Historically, negative opinions against PRP within the medical community resulted from the hyper-commercialization and the unfounded marketing claims made by profit-driven businesses who had little concern for the emerging evidence (1).
The use of PRP in medicine is nothing new, and it goes back at least 50 years. During the 1970s, hematologists began using PRP to treat specific blood conditions. Its use went further during the 1980s, when PRP was found to accelerate healing and reduce inflammation when used during surgeries performed on the face (2).
In recent years there has been an increased effort to research the effectiveness of platelet rich plasma therapies in several areas of medicine (3).
The development of PRP uses in dermatology and hair loss has been supported by emerging evidence showing its effectiveness at treating alopecia (hair-loss), acne scars, and age-related skin conditions (4).

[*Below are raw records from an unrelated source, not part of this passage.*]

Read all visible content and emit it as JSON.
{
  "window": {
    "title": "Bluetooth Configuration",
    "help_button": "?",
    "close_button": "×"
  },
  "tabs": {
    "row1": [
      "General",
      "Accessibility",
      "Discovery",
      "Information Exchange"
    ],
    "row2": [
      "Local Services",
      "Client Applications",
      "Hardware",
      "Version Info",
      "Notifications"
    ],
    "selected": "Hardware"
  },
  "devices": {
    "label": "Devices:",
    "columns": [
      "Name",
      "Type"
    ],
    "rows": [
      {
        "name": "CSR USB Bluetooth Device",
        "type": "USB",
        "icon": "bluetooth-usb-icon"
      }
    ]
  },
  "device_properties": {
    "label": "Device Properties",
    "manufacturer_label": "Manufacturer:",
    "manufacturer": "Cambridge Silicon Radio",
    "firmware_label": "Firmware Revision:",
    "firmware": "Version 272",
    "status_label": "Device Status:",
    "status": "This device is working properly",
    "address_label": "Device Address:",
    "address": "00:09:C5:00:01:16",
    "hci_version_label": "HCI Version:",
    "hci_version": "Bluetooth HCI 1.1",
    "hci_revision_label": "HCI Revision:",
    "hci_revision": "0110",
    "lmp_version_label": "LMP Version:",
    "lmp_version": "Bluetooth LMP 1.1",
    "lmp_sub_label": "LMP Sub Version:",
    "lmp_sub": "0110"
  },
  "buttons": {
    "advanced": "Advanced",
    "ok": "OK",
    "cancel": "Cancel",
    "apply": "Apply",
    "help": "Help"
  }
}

PRP is also used in aesthetics to amplify the effects of dermal fillers or accelerate healing after a procedure (5).
These recent discoveries have been well received, especially since hair-loss, also known as androgenic alopecia, is experienced by the majority of men and women during their lifetime (6).
May was an exciting month for anyone following the latest news regarding PRP injections for androgenic alopecia.
A May 2020 study summarized a meta-analysis of randomized controlled trials that focused on the effect of PRP on hair density and thickness. The study’s authors concluded:
“PRP is an autologous treatment that lacks serious adverse effects and effectively improves hair density and hair thickness in men and women with AGA.” (7)
Another May 2020 study showed that PRP injections had a positive effect on hair density in men with androgenic alopecia (8).
The value of anecdotal evidence cannot be discounted, either. Practitioners who utilize PRP for hair loss are able to observe and receive feedback directly from patients on the efficacy of the treatment. In this way, doctors offer a direct report of PRP injection effectiveness at increasing hair density and are modifying their protocols based on this feedback as it's exchanged on various platforms.
An increasing number of practitioners continue using PRP for hair loss, to treat alopecia or as part of an integrative approach to hair restoration.
More research is needed to help standardize technology, methodologies, and techniques to offer the assurances of treatment consistency, maximum efficacy, and safety of PRP for hair loss.
Although there is still much to learn, we now understand many of the benefits of PRP for hair loss, especially when PRP injections are combined with other treatments that focus on the different aspects of alopecia prevention and hair regeneration.